_Exercise objective_.
In the records below, find the lines that include "glyph" and copy each.

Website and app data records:

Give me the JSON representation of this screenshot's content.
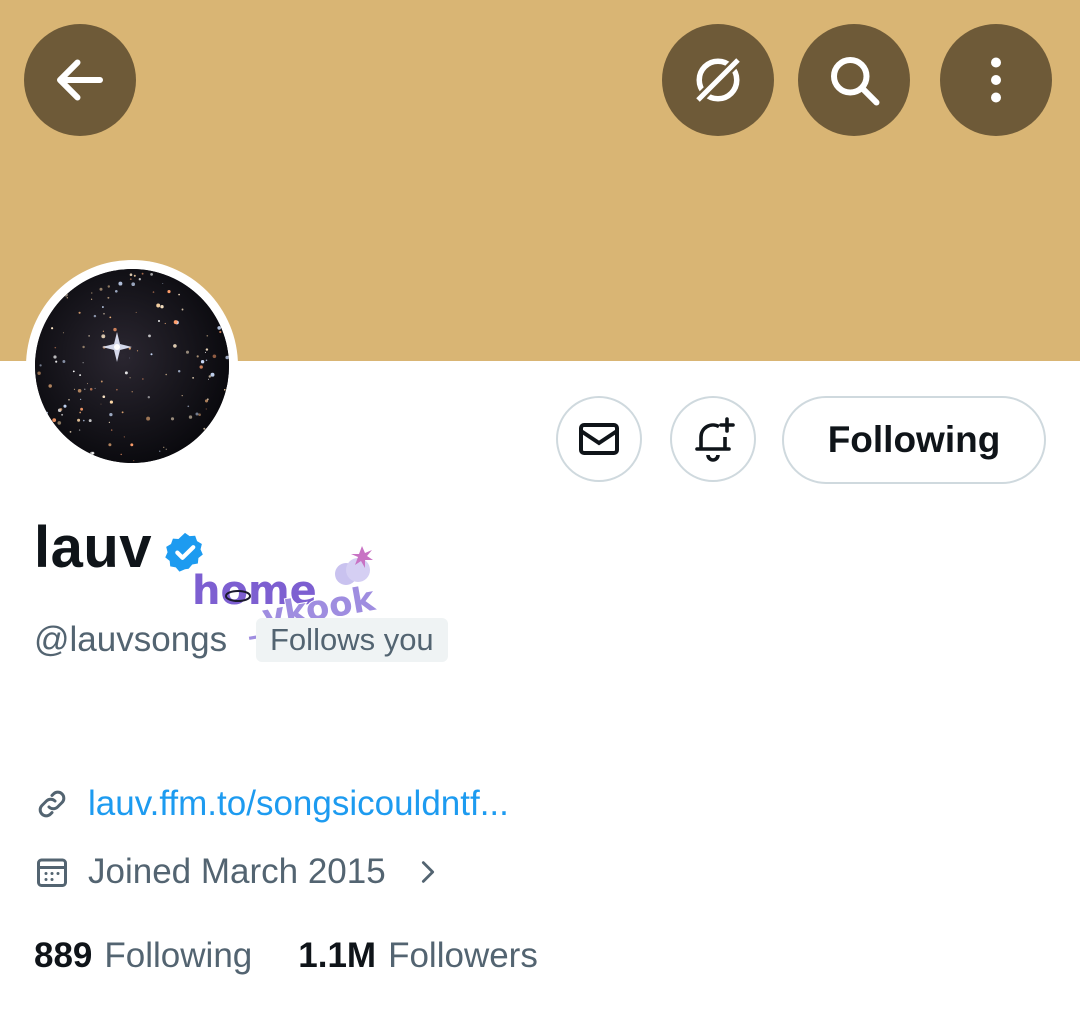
{
  "colors": {
    "banner": "#d9b574",
    "button_bg": "#6e5a38",
    "accent": "#1d9bf0",
    "muted": "#536471"
  },
  "header": {
    "back_icon": "arrow-left-icon",
    "grok_icon": "grok-icon",
    "search_icon": "search-icon",
    "more_icon": "more-vertical-icon"
  },
  "actions": {
    "message_icon": "envelope-icon",
    "notify_icon": "bell-plus-icon",
    "following_label": "Following"
  },
  "profile": {
    "display_name": "lauv",
    "verified": true,
    "handle": "@lauvsongs",
    "follows_you": "Follows you",
    "watermark_line1": "home",
    "watermark_line2": "_vkook",
    "link": "lauv.ffm.to/songsicouldntf...",
    "joined": "Joined March 2015"
  },
  "stats": {
    "following_count": "889",
    "following_label": "Following",
    "followers_count": "1.1M",
    "followers_label": "Followers"
  }
}
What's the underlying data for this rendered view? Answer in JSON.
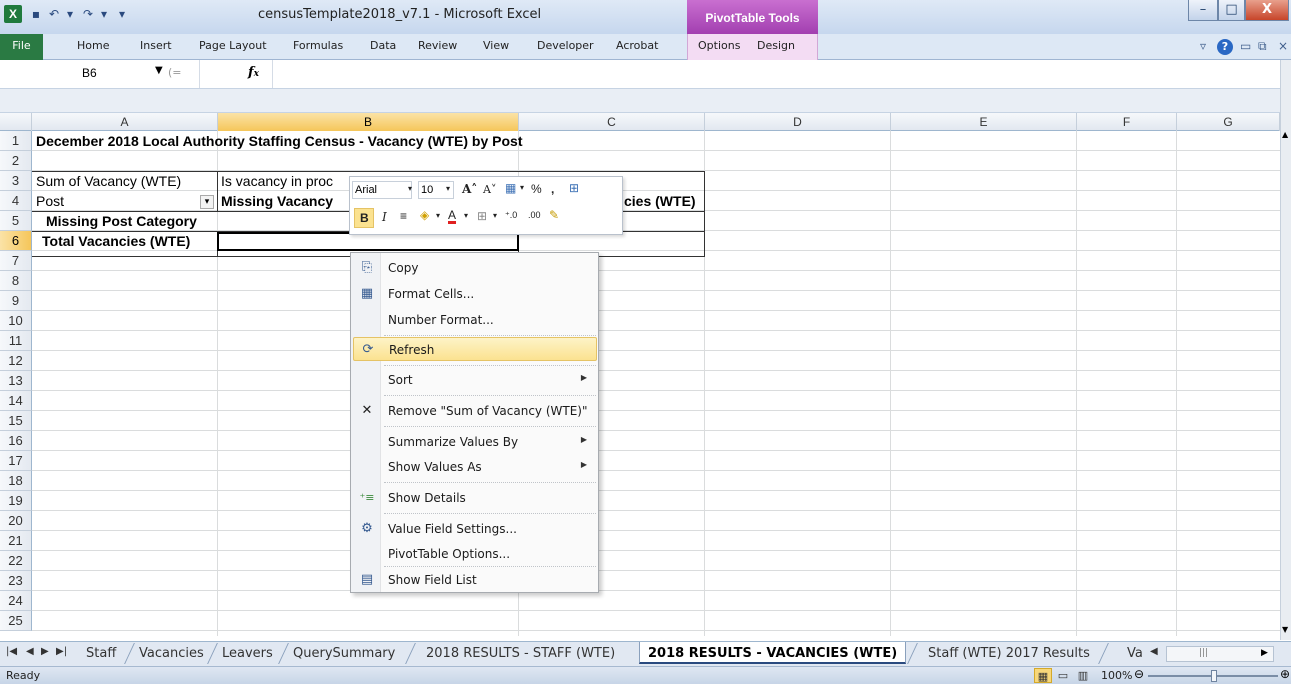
{
  "window": {
    "title": "censusTemplate2018_v7.1 - Microsoft Excel",
    "contextual_group": "PivotTable Tools",
    "app_icon": "X",
    "minimize": "–",
    "maximize": "□",
    "close": "X"
  },
  "ribbon": {
    "file": "File",
    "tabs": [
      "Home",
      "Insert",
      "Page Layout",
      "Formulas",
      "Data",
      "Review",
      "View",
      "Developer",
      "Acrobat"
    ],
    "contextual_tabs": [
      "Options",
      "Design"
    ]
  },
  "formula_bar": {
    "name_box": "B6",
    "fx": "fx",
    "formula": ""
  },
  "columns": [
    "A",
    "B",
    "C",
    "D",
    "E",
    "F",
    "G"
  ],
  "selected_column": "B",
  "rows": [
    "1",
    "2",
    "3",
    "4",
    "5",
    "6",
    "7",
    "8",
    "9",
    "10",
    "11",
    "12",
    "13",
    "14",
    "15",
    "16",
    "17",
    "18",
    "19",
    "20",
    "21",
    "22",
    "23",
    "24",
    "25"
  ],
  "selected_row": "6",
  "cells": {
    "A1": "December 2018 Local Authority Staffing Census - Vacancy (WTE) by Post",
    "A3": "Sum of Vacancy (WTE)",
    "B3": "Is vacancy in proc",
    "A4": "Post",
    "B4": "Missing Vacancy",
    "C4": "cies (WTE)",
    "A5": "Missing Post Category",
    "A6": "Total Vacancies (WTE)"
  },
  "mini_toolbar": {
    "font": "Arial",
    "size": "10",
    "percent": "%",
    "comma": ",",
    "bold": "B",
    "italic": "I",
    "font_color_letter": "A"
  },
  "context_menu": {
    "items": [
      {
        "label": "Copy",
        "icon": "copy-icon",
        "glyph": "⎘"
      },
      {
        "label": "Format Cells...",
        "icon": "format-cells-icon",
        "glyph": "▦"
      },
      {
        "label": "Number Format...",
        "icon": "",
        "glyph": ""
      },
      {
        "label": "Refresh",
        "icon": "refresh-icon",
        "glyph": "⟳",
        "highlighted": true
      },
      {
        "label": "Sort",
        "icon": "",
        "glyph": "",
        "submenu": true
      },
      {
        "label": "Remove \"Sum of Vacancy (WTE)\"",
        "icon": "remove-x-icon",
        "glyph": "✕"
      },
      {
        "label": "Summarize Values By",
        "icon": "",
        "glyph": "",
        "submenu": true
      },
      {
        "label": "Show Values As",
        "icon": "",
        "glyph": "",
        "submenu": true
      },
      {
        "label": "Show Details",
        "icon": "show-details-icon",
        "glyph": "⁺≡"
      },
      {
        "label": "Value Field Settings...",
        "icon": "value-field-settings-icon",
        "glyph": "⚙"
      },
      {
        "label": "PivotTable Options...",
        "icon": "",
        "glyph": ""
      },
      {
        "label": "Show Field List",
        "icon": "field-list-icon",
        "glyph": "▤"
      }
    ]
  },
  "sheet_tabs": [
    "Staff",
    "Vacancies",
    "Leavers",
    "QuerySummary",
    "2018 RESULTS - STAFF (WTE)",
    "2018 RESULTS - VACANCIES (WTE)",
    "Staff (WTE) 2017 Results",
    "Va"
  ],
  "active_sheet": "2018 RESULTS - VACANCIES (WTE)",
  "status": {
    "text": "Ready",
    "zoom": "100%",
    "zoom_level": 1.0
  },
  "colors": {
    "excel_green": "#1f7a3d",
    "pivot_purple": "#a23fb0",
    "selection_orange": "#f5c65a",
    "menu_highlight": "#fbe290"
  }
}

_Written response_.
        "glyph": "⎘"
        "glyph": "▦"
        "glyph": ""
        "glyph": "⟳",
        "glyph": "",
        "glyph": "✕"
        "glyph": "",
        "glyph": "",
        "glyph": "⁺≡"
        "glyph": "⚙"
        "glyph": ""
        "glyph": "▤"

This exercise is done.